(EXTRACTED RECORDS)

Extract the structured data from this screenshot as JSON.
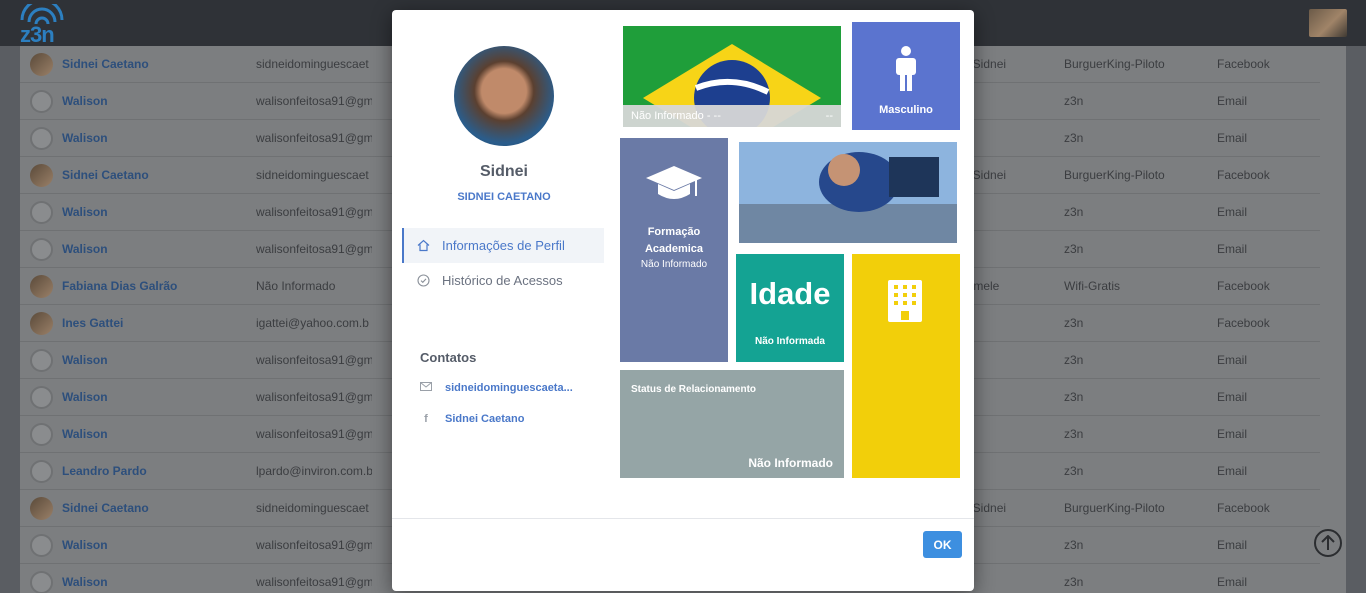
{
  "app": {
    "logo_text": "z3n"
  },
  "rows": [
    {
      "name": "Sidnei Caetano",
      "email": "sidneidominguescaet",
      "c3": "el Sidnei",
      "c4": "BurguerKing-Piloto",
      "c5": "Facebook"
    },
    {
      "name": "Walison",
      "email": "walisonfeitosa91@gm",
      "c3": "",
      "c4": "z3n",
      "c5": "Email"
    },
    {
      "name": "Walison",
      "email": "walisonfeitosa91@gm",
      "c3": "",
      "c4": "z3n",
      "c5": "Email"
    },
    {
      "name": "Sidnei Caetano",
      "email": "sidneidominguescaet",
      "c3": "el Sidnei",
      "c4": "BurguerKing-Piloto",
      "c5": "Facebook"
    },
    {
      "name": "Walison",
      "email": "walisonfeitosa91@gm",
      "c3": "",
      "c4": "z3n",
      "c5": "Email"
    },
    {
      "name": "Walison",
      "email": "walisonfeitosa91@gm",
      "c3": "",
      "c4": "z3n",
      "c5": "Email"
    },
    {
      "name": "Fabiana Dias Galrão",
      "email": "Não Informado",
      "c3": "gamele",
      "c4": "Wifi-Gratis",
      "c5": "Facebook"
    },
    {
      "name": "Ines Gattei",
      "email": "igattei@yahoo.com.b",
      "c3": "",
      "c4": "z3n",
      "c5": "Facebook"
    },
    {
      "name": "Walison",
      "email": "walisonfeitosa91@gm",
      "c3": "",
      "c4": "z3n",
      "c5": "Email"
    },
    {
      "name": "Walison",
      "email": "walisonfeitosa91@gm",
      "c3": "",
      "c4": "z3n",
      "c5": "Email"
    },
    {
      "name": "Walison",
      "email": "walisonfeitosa91@gm",
      "c3": "",
      "c4": "z3n",
      "c5": "Email"
    },
    {
      "name": "Leandro Pardo",
      "email": "lpardo@inviron.com.b",
      "c3": "",
      "c4": "z3n",
      "c5": "Email"
    },
    {
      "name": "Sidnei Caetano",
      "email": "sidneidominguescaet",
      "c3": "el Sidnei",
      "c4": "BurguerKing-Piloto",
      "c5": "Facebook"
    },
    {
      "name": "Walison",
      "email": "walisonfeitosa91@gm",
      "c3": "",
      "c4": "z3n",
      "c5": "Email"
    },
    {
      "name": "Walison",
      "email": "walisonfeitosa91@gm",
      "c3": "",
      "c4": "z3n",
      "c5": "Email"
    }
  ],
  "profile": {
    "name": "Sidnei",
    "full_name": "SIDNEI CAETANO",
    "nav": [
      {
        "label": "Informações de Perfil",
        "icon": "home-icon",
        "active": true
      },
      {
        "label": "Histórico de Acessos",
        "icon": "check-circle-icon",
        "active": false
      }
    ],
    "contacts_title": "Contatos",
    "contacts": [
      {
        "icon": "envelope-icon",
        "value": "sidneidominguescaeta..."
      },
      {
        "icon": "facebook-icon",
        "value": "Sidnei Caetano"
      }
    ]
  },
  "tiles": {
    "location": {
      "label": "Não Informado - --",
      "right": "--"
    },
    "gender": {
      "label": "Masculino",
      "icon": "male-person-icon"
    },
    "education": {
      "title": "Formação Academica",
      "value": "Não Informado",
      "icon": "graduation-cap-icon"
    },
    "age": {
      "title": "Idade",
      "value": "Não Informada"
    },
    "building": {
      "icon": "building-icon"
    },
    "relationship": {
      "title": "Status de Relacionamento",
      "value": "Não Informado"
    }
  },
  "footer": {
    "ok_label": "OK"
  },
  "colors": {
    "accent": "#4a78c9",
    "ok_button": "#3d8fe0",
    "gender_tile": "#5b74cf",
    "education_tile": "#6a7aa6",
    "age_tile": "#14a393",
    "building_tile": "#f2cf0a",
    "relationship_tile": "#95a5a6"
  }
}
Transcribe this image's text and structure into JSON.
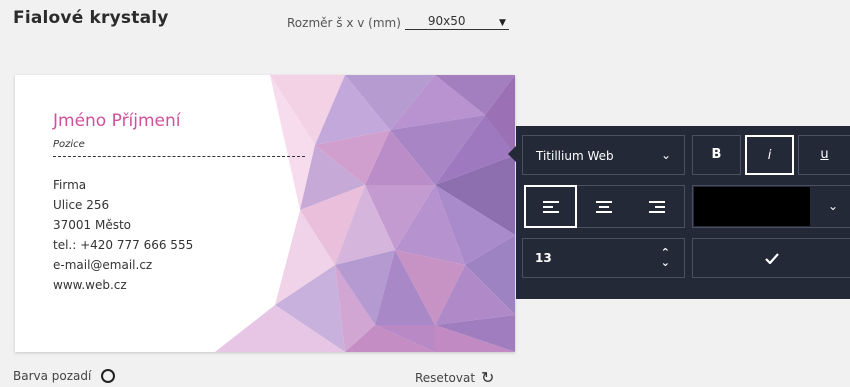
{
  "header": {
    "title": "Fialové krystaly",
    "size_label": "Rozměr š x v (mm)",
    "size_value": "90x50"
  },
  "card": {
    "name": "Jméno Příjmení",
    "position": "Pozice",
    "lines": [
      "Firma",
      "Ulice 256",
      "37001 Město",
      "tel.: +420 777 666 555",
      "e-mail@email.cz",
      "www.web.cz"
    ],
    "accent_color": "#d14f9c"
  },
  "toolbar": {
    "font": "Titillium Web",
    "bold": "B",
    "italic": "i",
    "underline": "u",
    "alignment_selected": "left",
    "text_color": "#000000",
    "font_size": "13",
    "background": "#232937"
  },
  "footer": {
    "bg_color_label": "Barva pozadí",
    "reset_label": "Resetovat"
  },
  "icons": [
    "chevron-down-icon",
    "align-left-icon",
    "align-center-icon",
    "align-right-icon",
    "spinner-icon",
    "check-icon",
    "circle-icon",
    "reset-icon"
  ]
}
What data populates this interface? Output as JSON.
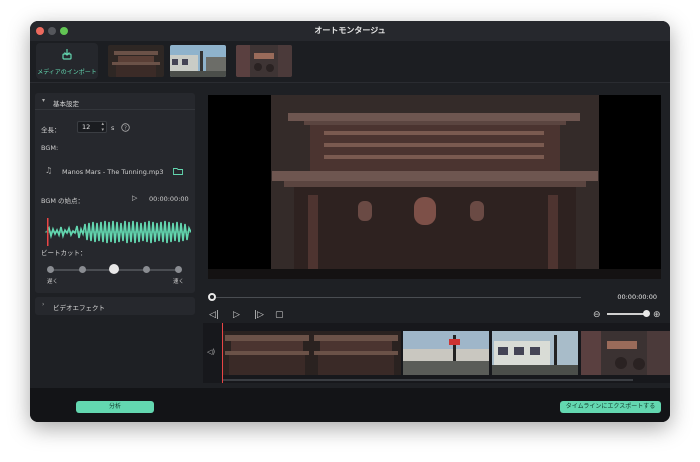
{
  "window": {
    "title": "オートモンタージュ"
  },
  "toolbar": {
    "import_label": "メディアのインポート"
  },
  "basic": {
    "title": "基本設定",
    "length_label": "全長：",
    "length_value": "12",
    "length_unit": "s",
    "bgm_label": "BGM:",
    "bgm_file": "Manos Mars - The Tunning.mp3",
    "bgm_start_label": "BGM の始点：",
    "bgm_start_time": "00:00:00:00",
    "beat_cut_label": "ビートカット：",
    "slow_label": "遅く",
    "fast_label": "速く",
    "beat_cut_level": 0.5
  },
  "video_effect": {
    "title": "ビデオエフェクト"
  },
  "preview": {
    "timecode": "00:00:00:00"
  },
  "bottom": {
    "analyze_label": "分析",
    "export_label": "タイムラインにエクスポートする"
  },
  "colors": {
    "accent": "#63d7b0",
    "playhead": "#e94545"
  }
}
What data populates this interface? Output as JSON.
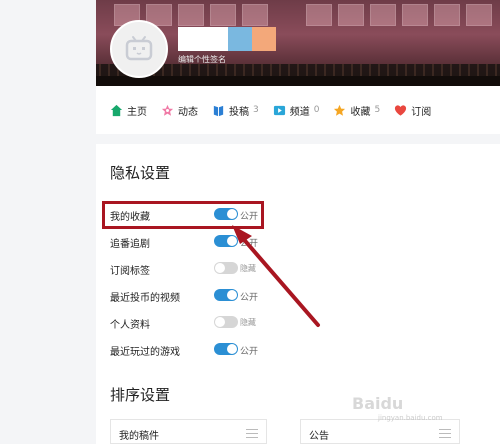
{
  "profile": {
    "signature": "编辑个性签名",
    "name_colors": [
      "#ffffff",
      "#7ab8e0",
      "#f3a87a"
    ]
  },
  "nav": [
    {
      "label": "主页",
      "icon": "home-icon",
      "color": "#17a86c",
      "count": ""
    },
    {
      "label": "动态",
      "icon": "dynamic-icon",
      "color": "#f07aa6",
      "count": ""
    },
    {
      "label": "投稿",
      "icon": "upload-icon",
      "color": "#2b7fd4",
      "count": "3"
    },
    {
      "label": "频道",
      "icon": "channel-icon",
      "color": "#2aa6d8",
      "count": "0"
    },
    {
      "label": "收藏",
      "icon": "favorite-icon",
      "color": "#f5a623",
      "count": "5"
    },
    {
      "label": "订阅",
      "icon": "subscribe-icon",
      "color": "#e9473f",
      "count": ""
    }
  ],
  "privacy": {
    "title": "隐私设置",
    "rows": [
      {
        "label": "我的收藏",
        "state": "on",
        "text": "公开"
      },
      {
        "label": "追番追剧",
        "state": "on",
        "text": "公开"
      },
      {
        "label": "订阅标签",
        "state": "off",
        "text": "隐藏"
      },
      {
        "label": "最近投币的视频",
        "state": "on",
        "text": "公开"
      },
      {
        "label": "个人资料",
        "state": "off",
        "text": "隐藏"
      },
      {
        "label": "最近玩过的游戏",
        "state": "on",
        "text": "公开"
      }
    ]
  },
  "sort": {
    "title": "排序设置",
    "boxes": [
      {
        "label": "我的稿件"
      },
      {
        "label": "公告"
      }
    ]
  },
  "watermark": {
    "main": "Baidu",
    "sub": "jingyan.baidu.com"
  },
  "annotation": {
    "color": "#a91621"
  }
}
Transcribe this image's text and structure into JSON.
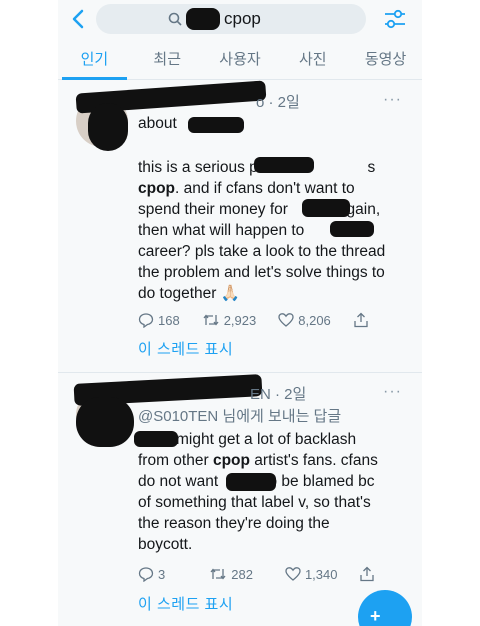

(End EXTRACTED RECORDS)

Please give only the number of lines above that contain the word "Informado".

4